And what some had earlier characterized in him as “swagger” changed to “relaxed” and “confident.”
Off the mound, teammates describe Ryu—nicknamed “Korean Monster”—as laid-back, well-liked and funny, adjectives not typically associated with previous ballplayers from Asia, who were more often deemed diligent and hardworking. Footage of him doing Psy’s “Gangnam Style” dance or bearhugging teammates in the dugout now crowd out the earlier jeering at Dodger Stadium.
“He’s always laughing and smiling,” says Dodgers manager Don Mattingly. “It’s just a little different from players I’ve had, like Hideki Matsui, Chien-Ming Wang and Chan Ho Park.”
Of course, the most predictable comparison would be to place Ryu alongside Park, the former Dodger who in 1994 emerged from Hanyang University and was the first Korean ballplayer to come to the major leagues. But, different from Park, whose goal seemed to be to put Korea on the MLB map, Ryu—part of the next-generation KBO who grew up watching Park play in the majors—is trying to go beyond that and prove that Korean ballplayers are formidable, that they can compete with and even beat the best.

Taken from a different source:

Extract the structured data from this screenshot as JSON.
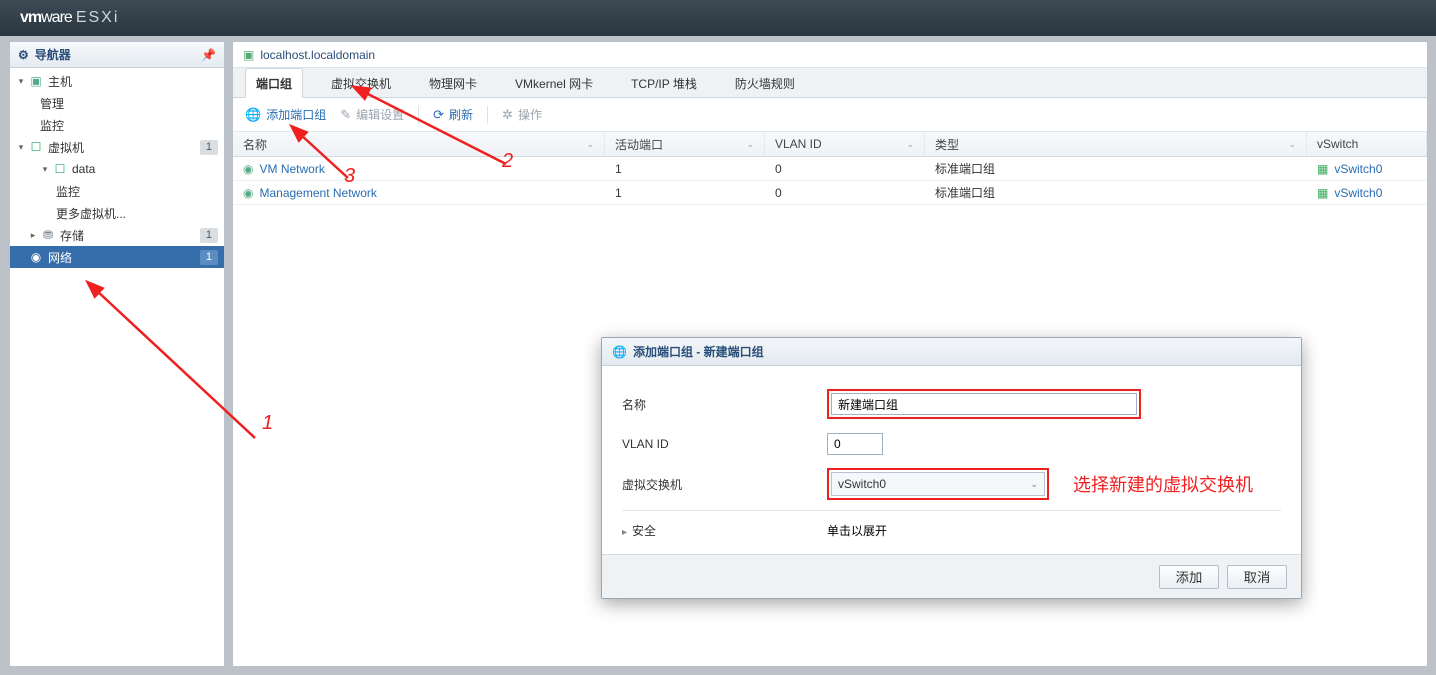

And that’s the narrative Ryu is trying to tell with every performance from the mound, and perhaps even with his seeming swagger.
“Everything is different,” Park told KoreAm last February, when asked to compare Ryu to himself in the early ’90s. “Ryu is already a proven player, but I was completely unproven. I had to develop in the minor leagues for the first few years. Ryu comes as a player who’s ready to make an immediate impact in the big leagues.”
As with Park, Ryu also carries the added expectations of not only his countrymen back home, but also of those Koreans in the U.S., who have quickly grown enamored with this baseballer with enormous potential. Heck, even the Korean Canadians have joined in the fervor, making headlines last month for registering a rousing ovation for Ryu in Toronto.
And, with the Dodgers’ recent string of wins, the Korean Monster may even become the first Korean to start a game in the MLB playoffs.
In other words, the pressure’s on. Or is it?
“Personally, I’m not really feeling a whole lot of pressure,” says Ryu matter-of-factly. “Sure, there’s that pressure of having to represent Korean baseball, but there’s not much besides that.”
There he goes again. There’s that swagger.